Showcase Lesson #3 Reflection:
In this lesson, my high school Video Production class learned about Mini DV tapes and how to use them in our school’s camcorders. I applied Marzano, Pickering and Pollock’s (2001) strategy of “Cues and Questions” by using the author’s examples of questions from “Classroom Instruction That Works”. The questions brought students into a discussion as I held up a Mini DV tape and asked, “What is it? What action does this thing usually perform? How is this thing usually used? What is this thing part of?” (p. 115). I went on to ask students further questions about the tape to get students to think about its purpose. The students seemed to really enjoy answering the cue questions, especially because they were able to draw from what they already inferred about tapes. The students talked about the different qualities of tapes and connected them to film and other media, while also bringing up their similarities and differences. The students also discussed how they thought tapes actually worked and had pretty accurate guesses. I followed Marzano, Pickering and Pollock’s (2001) advice when they state, “Waiting briefly before accepting responses from students has the effect of increasing the depth of the students’ answers” (p. 114). This motivated students to rely on their own knowledge and critical thinking to answer the cues. It was difficult for me to just stare at the high school students until they started raising their hands and it did create a nice awkward silence.
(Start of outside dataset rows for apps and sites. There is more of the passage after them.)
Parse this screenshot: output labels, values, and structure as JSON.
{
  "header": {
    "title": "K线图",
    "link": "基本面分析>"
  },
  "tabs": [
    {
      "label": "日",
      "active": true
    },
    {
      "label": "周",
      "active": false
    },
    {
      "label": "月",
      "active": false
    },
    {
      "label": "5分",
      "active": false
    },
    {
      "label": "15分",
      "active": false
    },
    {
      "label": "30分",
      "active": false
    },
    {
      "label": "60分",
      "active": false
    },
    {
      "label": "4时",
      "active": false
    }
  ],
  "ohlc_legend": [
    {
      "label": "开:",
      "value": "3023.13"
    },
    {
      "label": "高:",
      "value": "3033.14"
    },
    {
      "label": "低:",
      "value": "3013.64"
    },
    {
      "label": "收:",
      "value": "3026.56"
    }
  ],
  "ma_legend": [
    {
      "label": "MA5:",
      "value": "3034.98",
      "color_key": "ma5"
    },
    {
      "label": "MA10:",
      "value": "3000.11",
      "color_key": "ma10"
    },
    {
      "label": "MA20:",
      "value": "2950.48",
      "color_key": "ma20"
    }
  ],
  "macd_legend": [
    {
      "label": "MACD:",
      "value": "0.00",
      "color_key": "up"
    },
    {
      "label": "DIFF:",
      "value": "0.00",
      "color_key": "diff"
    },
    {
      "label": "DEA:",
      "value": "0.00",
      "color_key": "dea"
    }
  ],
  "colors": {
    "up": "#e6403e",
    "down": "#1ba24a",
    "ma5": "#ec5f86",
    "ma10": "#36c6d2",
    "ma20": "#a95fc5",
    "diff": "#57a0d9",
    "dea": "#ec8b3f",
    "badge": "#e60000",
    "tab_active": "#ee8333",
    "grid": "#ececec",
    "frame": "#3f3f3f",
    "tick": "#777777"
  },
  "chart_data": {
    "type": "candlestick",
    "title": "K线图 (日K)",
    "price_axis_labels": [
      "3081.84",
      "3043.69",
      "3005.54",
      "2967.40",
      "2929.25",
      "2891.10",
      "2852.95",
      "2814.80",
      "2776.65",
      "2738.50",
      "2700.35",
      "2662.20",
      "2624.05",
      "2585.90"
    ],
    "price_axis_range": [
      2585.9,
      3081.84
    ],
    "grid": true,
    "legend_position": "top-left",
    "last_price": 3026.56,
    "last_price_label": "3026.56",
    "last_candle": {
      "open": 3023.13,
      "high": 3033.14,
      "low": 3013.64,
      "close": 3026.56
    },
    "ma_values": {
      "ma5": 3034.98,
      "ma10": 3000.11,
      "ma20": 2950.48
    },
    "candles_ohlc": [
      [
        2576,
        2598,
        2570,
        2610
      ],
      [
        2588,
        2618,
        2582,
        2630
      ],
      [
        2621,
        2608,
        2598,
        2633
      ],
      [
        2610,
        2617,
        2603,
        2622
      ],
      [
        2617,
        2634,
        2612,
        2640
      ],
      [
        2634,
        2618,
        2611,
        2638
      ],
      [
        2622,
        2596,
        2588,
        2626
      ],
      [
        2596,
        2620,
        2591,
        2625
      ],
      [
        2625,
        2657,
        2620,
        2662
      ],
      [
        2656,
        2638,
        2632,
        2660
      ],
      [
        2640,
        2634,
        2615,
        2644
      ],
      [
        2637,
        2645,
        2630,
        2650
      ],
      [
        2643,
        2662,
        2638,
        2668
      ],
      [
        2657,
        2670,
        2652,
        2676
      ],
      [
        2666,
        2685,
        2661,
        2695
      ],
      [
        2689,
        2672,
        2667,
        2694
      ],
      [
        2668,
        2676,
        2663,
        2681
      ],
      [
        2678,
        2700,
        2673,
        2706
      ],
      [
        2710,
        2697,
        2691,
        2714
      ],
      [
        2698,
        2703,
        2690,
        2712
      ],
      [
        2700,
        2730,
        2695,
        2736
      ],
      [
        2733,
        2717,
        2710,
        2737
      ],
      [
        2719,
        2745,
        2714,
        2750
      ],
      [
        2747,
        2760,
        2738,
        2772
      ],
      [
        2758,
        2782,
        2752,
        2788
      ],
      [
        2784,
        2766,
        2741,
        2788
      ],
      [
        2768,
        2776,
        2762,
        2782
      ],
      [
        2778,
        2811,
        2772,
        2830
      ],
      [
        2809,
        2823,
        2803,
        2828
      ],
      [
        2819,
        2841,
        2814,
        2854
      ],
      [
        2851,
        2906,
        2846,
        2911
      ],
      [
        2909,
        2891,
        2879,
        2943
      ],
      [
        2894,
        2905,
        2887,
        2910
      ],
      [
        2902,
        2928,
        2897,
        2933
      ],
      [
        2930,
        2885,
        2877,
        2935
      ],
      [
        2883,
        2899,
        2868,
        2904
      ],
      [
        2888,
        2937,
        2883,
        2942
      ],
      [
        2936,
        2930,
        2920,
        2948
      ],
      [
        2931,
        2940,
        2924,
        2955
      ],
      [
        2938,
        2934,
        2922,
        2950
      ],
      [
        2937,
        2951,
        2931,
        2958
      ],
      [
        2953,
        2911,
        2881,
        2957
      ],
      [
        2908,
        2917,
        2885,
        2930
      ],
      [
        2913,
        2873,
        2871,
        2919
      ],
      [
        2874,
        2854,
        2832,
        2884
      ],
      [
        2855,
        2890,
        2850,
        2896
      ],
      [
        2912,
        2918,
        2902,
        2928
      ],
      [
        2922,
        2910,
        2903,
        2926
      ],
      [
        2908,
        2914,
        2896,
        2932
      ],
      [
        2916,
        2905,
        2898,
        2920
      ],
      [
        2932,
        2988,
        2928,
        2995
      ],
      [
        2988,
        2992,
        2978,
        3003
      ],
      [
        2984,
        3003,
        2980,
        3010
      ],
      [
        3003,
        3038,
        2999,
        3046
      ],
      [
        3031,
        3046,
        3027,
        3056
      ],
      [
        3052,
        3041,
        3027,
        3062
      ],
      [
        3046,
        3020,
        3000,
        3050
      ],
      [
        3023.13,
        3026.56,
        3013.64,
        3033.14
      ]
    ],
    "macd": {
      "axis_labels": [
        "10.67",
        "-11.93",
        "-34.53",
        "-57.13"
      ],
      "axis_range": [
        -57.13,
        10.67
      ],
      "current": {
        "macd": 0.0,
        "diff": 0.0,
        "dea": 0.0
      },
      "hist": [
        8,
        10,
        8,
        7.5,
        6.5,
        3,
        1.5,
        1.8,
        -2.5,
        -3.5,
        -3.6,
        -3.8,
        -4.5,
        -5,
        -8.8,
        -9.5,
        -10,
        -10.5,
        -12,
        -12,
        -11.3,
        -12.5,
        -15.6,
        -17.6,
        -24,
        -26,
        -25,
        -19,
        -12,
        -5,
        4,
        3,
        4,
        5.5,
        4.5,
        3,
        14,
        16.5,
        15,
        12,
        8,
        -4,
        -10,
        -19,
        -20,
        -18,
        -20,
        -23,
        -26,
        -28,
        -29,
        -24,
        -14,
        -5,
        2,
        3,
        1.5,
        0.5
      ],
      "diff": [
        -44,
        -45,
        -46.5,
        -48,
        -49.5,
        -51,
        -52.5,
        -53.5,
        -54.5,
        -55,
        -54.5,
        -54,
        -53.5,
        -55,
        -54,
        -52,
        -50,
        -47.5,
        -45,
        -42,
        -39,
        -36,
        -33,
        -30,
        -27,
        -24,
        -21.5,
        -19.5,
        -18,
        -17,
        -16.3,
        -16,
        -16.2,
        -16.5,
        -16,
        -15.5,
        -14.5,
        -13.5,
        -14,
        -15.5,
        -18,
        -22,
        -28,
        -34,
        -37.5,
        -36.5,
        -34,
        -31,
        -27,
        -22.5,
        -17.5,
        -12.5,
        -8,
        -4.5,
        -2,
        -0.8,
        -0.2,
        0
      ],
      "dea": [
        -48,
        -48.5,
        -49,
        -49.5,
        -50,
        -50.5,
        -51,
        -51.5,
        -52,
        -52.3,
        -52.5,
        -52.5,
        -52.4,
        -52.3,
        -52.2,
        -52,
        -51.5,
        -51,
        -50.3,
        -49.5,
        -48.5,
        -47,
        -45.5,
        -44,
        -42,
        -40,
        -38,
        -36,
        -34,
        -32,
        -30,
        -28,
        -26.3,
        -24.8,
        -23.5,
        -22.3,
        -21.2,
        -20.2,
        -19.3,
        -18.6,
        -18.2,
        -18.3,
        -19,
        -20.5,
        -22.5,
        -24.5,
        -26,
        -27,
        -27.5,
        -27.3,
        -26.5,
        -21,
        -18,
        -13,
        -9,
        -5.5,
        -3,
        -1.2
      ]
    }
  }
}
This is something that I should probably get used to because the wait was definitely worth the student’s discussion that followed.
I also applied Marzano, Pickering and Pollock’s (2001) strategy of “Generating and Testing Hypotheses” (p. 104), and this worked but I think that it needs some polishing. In this activity I wanted to students to make guesses about what challenges they thought the Mini DV tapes would present. Many of the students understood what I was looking for them to do, but a large number of students were confused. In the future, I think that it might help to give students better instruction on what I am looking for and examples for them to follow when having the students create hypotheses. While exploring the use of “Generating and Testing Hypotheses”, I found that it was helpful to have the students explain their hypotheses to the class. This supported my reasoning for this activity as I took the idea from Marzano, Pickering and Pollock (2001) as they state, “…the process of explaining their thinking helps students deepen their understanding of the principles they are applying” (p.105).
In the following class where the students did the Mini DV camcorder activity, students did show that they had a good understanding of how to use the technology. After students digitized their footage, they did see the difference with shooting on tape, and even further understood the challenges that I was asking them to look for. The students were able to write these conclusions on their handouts, and I feel that the students now have a good grasp on how tapes have been used in the past and how we can still use them today.
Marzano, R. J., Pickering, D. J., & Pollock, J. E. (2001). Classroom Instruction That Works. Alexandria, VA: Association For Supervision and Curriculum Development.